Appeal from the United States District Court for the Southern District of California Larry A. Burns, District Judge, Presiding D.C. No. 3:10-CR-02444-LAB-1
Argued and Submitted December 7, 2011Pasadena, California
Before: Dorothy W. Nelson, Ronald M. Gould, and Sandra S. Ikuta, Circuit Judges.
Defendant Antonio Melendez-Castro appeals his conviction under 8 U.S.C. § 1326(b) for illegal re-entry into the United States after being deported. Melendez-Castro challenges his conviction based on a collateral attack of the underlying removal order. We hold that a defect in Melendez-Castro's 1997 immigration proceedings, that he was not meaningfully informed of his eligibility for voluntary departure, violated his due process rights. However, the district court did not consider fully whether Melendez-Castro suffered prejudice. We therefore remand for the district court to address this issue in the first instance.
Melendez-Castro is a native and citizen of Mexico who became a legal permanent resident of the United States in 1988. For close to twenty years, Melendez-Castro lived in Stockton, California, where he supported himself and his family by working as a plumber, electrician, mechanic, and assistant in his father's tire shop.

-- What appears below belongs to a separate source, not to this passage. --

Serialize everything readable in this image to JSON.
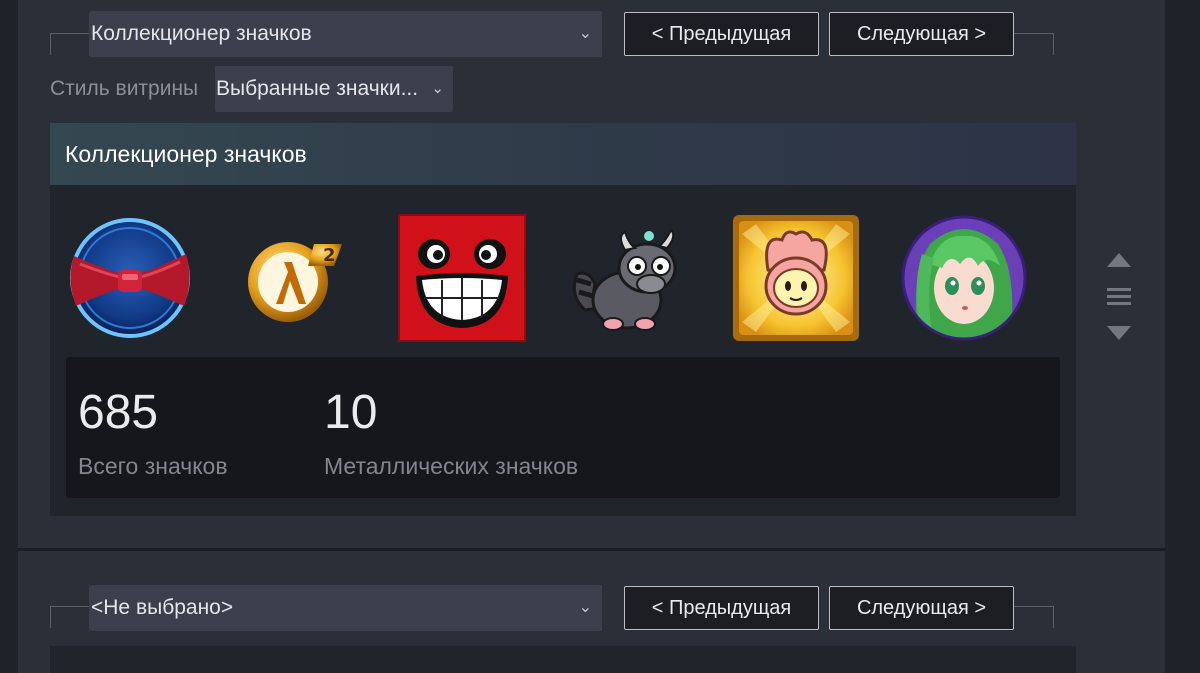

While his father is deceased, his mother and sister reside legally in the Central Valley of California, and his U.S.-citizen daughter lives in Texas.
On November 5, 1997, the Immigration and Naturalization Service ("INS") served Melendez-Castro with a Notice to Appear ("NTA"), alleging that he was subject to removal pursuant to 8 U.S.C. § 1227(a)(2)(A)(ii) for having been convicted of two crimes involving moral turpitude, namely, petty theft and petty theft with a prior.*fn1
On November 25, 1997, Melendez-Castro appeared pro se for a group deportation hearing. The immigration judge ("IJ") determined that Melendez-Castro was deportable as charged. The IJ then discussed whether Melendez-Castro was statutorily eligible to apply for cancellation of removal. The IJ explained at length the legal requirements of cancellation of removal, why Melendez-Castro likely qualified, the process of applying for this relief, and the time it would take to do so. Melendez-Castro decided not to apply.
Subsequently, the IJ summarily discussed voluntary departure:
The only other application you may be eligible for is something called voluntary departure. Voluntary departure is available to anyone who has not been convicted of an aggravated felony. I can deny this in my discretion and, and [sic] even if you were to apply for voluntary departure I wouldn't grant it to you. I don't grant voluntary departure to anyone convicted of a crime in the United States, so I will be denying any other case of voluntary departure that you may make, but I need to go through that in the records, so that you understand.
Upon further questioning by the IJ, Melendez-Castro stated that he understood the IJ's decision. At the close of the immigration proceedings, the IJ signed an order removing Melendez-Castro to Mexico. ...